■ **AIM OF THE TASK**
Restate, word for word, each entry that follows, but skip its pictures.

========================================================================

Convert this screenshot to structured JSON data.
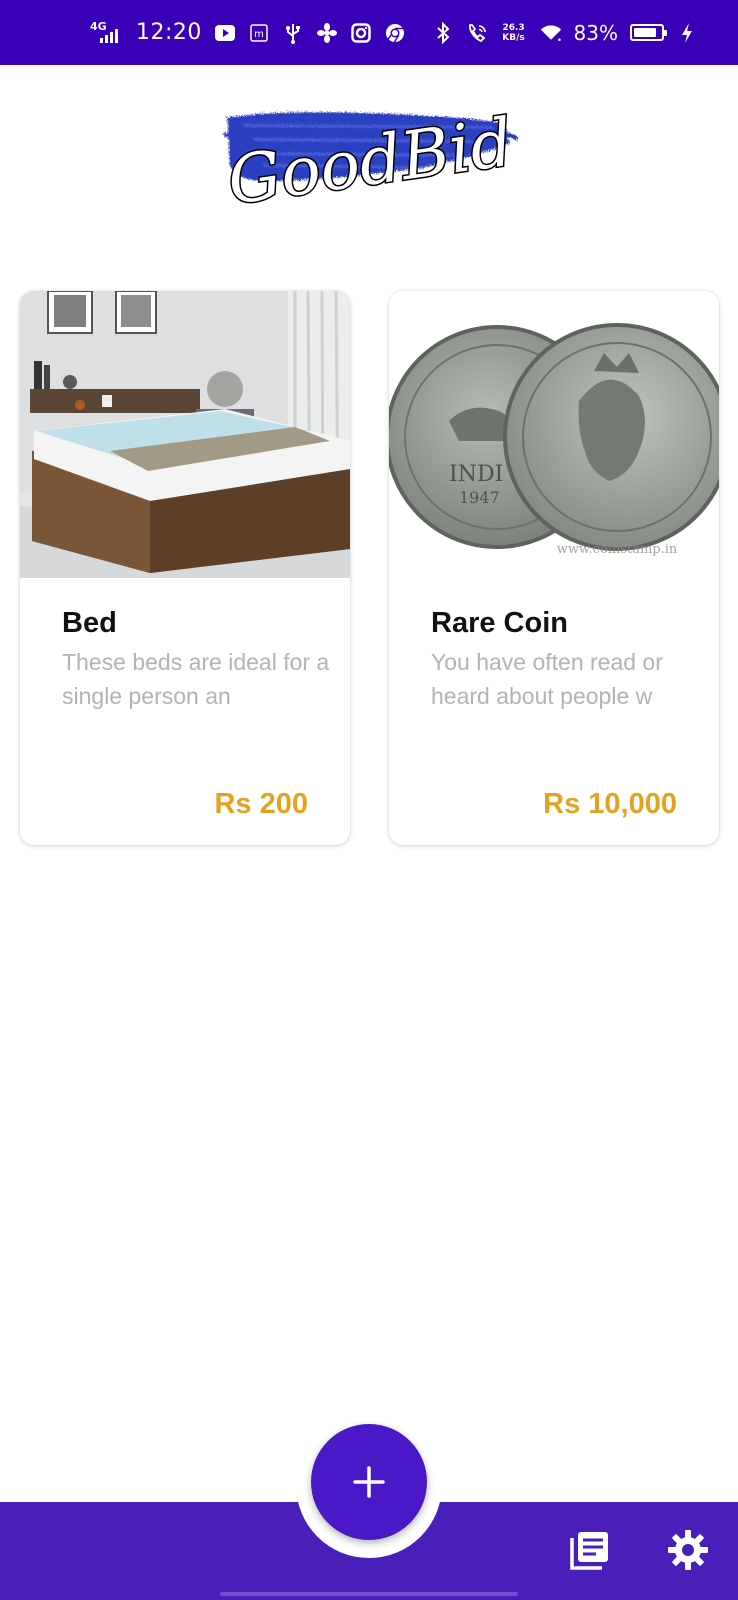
{
  "status_bar": {
    "network": "4G",
    "time": "12:20",
    "speed_value": "26.3",
    "speed_unit": "KB/s",
    "battery_percent": "83%",
    "battery_level": 0.83,
    "icons": [
      "youtube-icon",
      "m-app-icon",
      "usb-icon",
      "fan-icon",
      "instagram-icon",
      "chrome-icon",
      "bluetooth-icon",
      "wifi-calling-icon",
      "wifi-icon",
      "battery-icon",
      "charging-icon"
    ]
  },
  "logo": {
    "text": "GoodBid"
  },
  "listings": [
    {
      "title": "Bed",
      "description": "These beds are ideal for a single person an",
      "price": "Rs 200",
      "image": "bed-photo"
    },
    {
      "title": "Rare Coin",
      "description": "You have often read or heard about people w",
      "price": "Rs 10,000",
      "image": "coin-photo"
    }
  ],
  "bottom_nav": {
    "fab_icon": "plus-icon",
    "items_icon": "listings-icon",
    "settings_icon": "gear-icon"
  },
  "colors": {
    "status_bar": "#3a00b7",
    "bottom_bar": "#4a1eb8",
    "fab": "#4a18c6",
    "price": "#e6a21f",
    "description": "#b3b3b3",
    "logo_brush": "#2a3fc0"
  }
}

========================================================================

■ **SOLUTION TO THE EXERCISE**
Convert this screenshot to structured JSON data.
{
  "status_bar": {
    "network": "4G",
    "time": "12:20",
    "speed_value": "26.3",
    "speed_unit": "KB/s",
    "battery_percent": "83%",
    "battery_level": 0.83,
    "icons": [
      "youtube-icon",
      "m-app-icon",
      "usb-icon",
      "fan-icon",
      "instagram-icon",
      "chrome-icon",
      "bluetooth-icon",
      "wifi-calling-icon",
      "wifi-icon",
      "battery-icon",
      "charging-icon"
    ]
  },
  "logo": {
    "text": "GoodBid"
  },
  "listings": [
    {
      "title": "Bed",
      "description": "These beds are ideal for a single person an",
      "price": "Rs 200",
      "image": "bed-photo"
    },
    {
      "title": "Rare Coin",
      "description": "You have often read or heard about people w",
      "price": "Rs 10,000",
      "image": "coin-photo"
    }
  ],
  "bottom_nav": {
    "fab_icon": "plus-icon",
    "items_icon": "listings-icon",
    "settings_icon": "gear-icon"
  },
  "colors": {
    "status_bar": "#3a00b7",
    "bottom_bar": "#4a1eb8",
    "fab": "#4a18c6",
    "price": "#e6a21f",
    "description": "#b3b3b3",
    "logo_brush": "#2a3fc0"
  }
}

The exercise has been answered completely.